##### INFORMATION SHOWN #####

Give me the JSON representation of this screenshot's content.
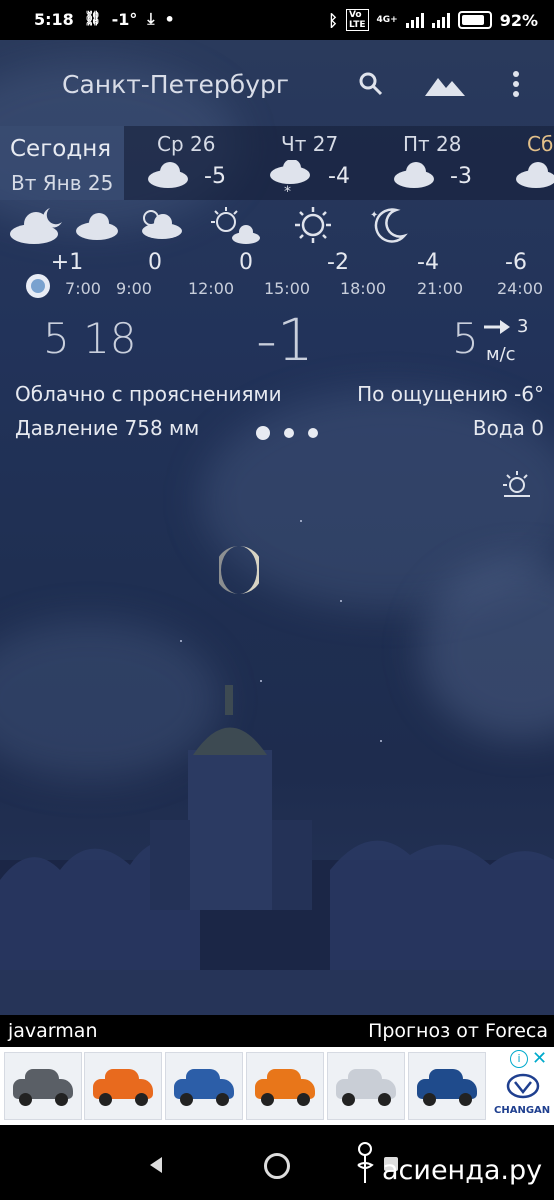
{
  "status_bar": {
    "time": "5:18",
    "temp": "-1°",
    "dot": "•",
    "network": "4G+",
    "battery": "92%"
  },
  "header": {
    "city": "Санкт-Петербург",
    "icons": [
      "search-icon",
      "landscape-icon",
      "more-vertical-icon"
    ]
  },
  "days": [
    {
      "name": "Сегодня",
      "date": "Вт Янв 25",
      "selected": true
    },
    {
      "name": "Ср 26",
      "temp": "-5",
      "icon": "cloud-icon"
    },
    {
      "name": "Чт 27",
      "temp": "-4",
      "icon": "snow-cloud-icon"
    },
    {
      "name": "Пт 28",
      "temp": "-3",
      "icon": "cloud-icon"
    },
    {
      "name": "Сб",
      "icon": "cloud-icon"
    }
  ],
  "hourly": [
    {
      "temp": "+1",
      "time": "7:00",
      "icon": "night-cloud-icon"
    },
    {
      "temp": "0",
      "time": "9:00",
      "icon": "cloud-icon"
    },
    {
      "temp": "0",
      "time": "12:00",
      "icon": "partly-sunny-icon"
    },
    {
      "temp": "",
      "time": "15:00",
      "icon": "sun-cloud-icon"
    },
    {
      "temp": "-2",
      "time": "18:00",
      "icon": "sun-icon"
    },
    {
      "temp": "-4",
      "time": "21:00",
      "icon": "moon-icon"
    },
    {
      "temp": "-6",
      "time": "24:00",
      "icon": ""
    }
  ],
  "current": {
    "time": "5 18",
    "temp": "-1",
    "wind_speed": "5",
    "wind_dir": "3",
    "wind_unit": "м/с",
    "condition": "Облачно с прояснениями",
    "feels_like": "По ощущению -6°",
    "pressure": "Давление 758 мм",
    "water": "Вода 0"
  },
  "footer": {
    "left": "javarman",
    "right": "Прогноз от Foreca"
  },
  "ad": {
    "brand": "CHANGAN",
    "car_colors": [
      "#5a5f66",
      "#e86a1e",
      "#2c5ea8",
      "#e8761a",
      "#c9ced6",
      "#1f4b8c"
    ]
  },
  "watermark": "асиенда.ру"
}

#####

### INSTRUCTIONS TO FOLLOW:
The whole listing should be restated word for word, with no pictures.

### YOUR SOLUTION:
Give me the JSON representation of this screenshot's content.
{
  "status_bar": {
    "time": "5:18",
    "temp": "-1°",
    "dot": "•",
    "network": "4G+",
    "battery": "92%"
  },
  "header": {
    "city": "Санкт-Петербург",
    "icons": [
      "search-icon",
      "landscape-icon",
      "more-vertical-icon"
    ]
  },
  "days": [
    {
      "name": "Сегодня",
      "date": "Вт Янв 25",
      "selected": true
    },
    {
      "name": "Ср 26",
      "temp": "-5",
      "icon": "cloud-icon"
    },
    {
      "name": "Чт 27",
      "temp": "-4",
      "icon": "snow-cloud-icon"
    },
    {
      "name": "Пт 28",
      "temp": "-3",
      "icon": "cloud-icon"
    },
    {
      "name": "Сб",
      "icon": "cloud-icon"
    }
  ],
  "hourly": [
    {
      "temp": "+1",
      "time": "7:00",
      "icon": "night-cloud-icon"
    },
    {
      "temp": "0",
      "time": "9:00",
      "icon": "cloud-icon"
    },
    {
      "temp": "0",
      "time": "12:00",
      "icon": "partly-sunny-icon"
    },
    {
      "temp": "",
      "time": "15:00",
      "icon": "sun-cloud-icon"
    },
    {
      "temp": "-2",
      "time": "18:00",
      "icon": "sun-icon"
    },
    {
      "temp": "-4",
      "time": "21:00",
      "icon": "moon-icon"
    },
    {
      "temp": "-6",
      "time": "24:00",
      "icon": ""
    }
  ],
  "current": {
    "time": "5 18",
    "temp": "-1",
    "wind_speed": "5",
    "wind_dir": "3",
    "wind_unit": "м/с",
    "condition": "Облачно с прояснениями",
    "feels_like": "По ощущению -6°",
    "pressure": "Давление 758 мм",
    "water": "Вода 0"
  },
  "footer": {
    "left": "javarman",
    "right": "Прогноз от Foreca"
  },
  "ad": {
    "brand": "CHANGAN",
    "car_colors": [
      "#5a5f66",
      "#e86a1e",
      "#2c5ea8",
      "#e8761a",
      "#c9ced6",
      "#1f4b8c"
    ]
  },
  "watermark": "асиенда.ру"
}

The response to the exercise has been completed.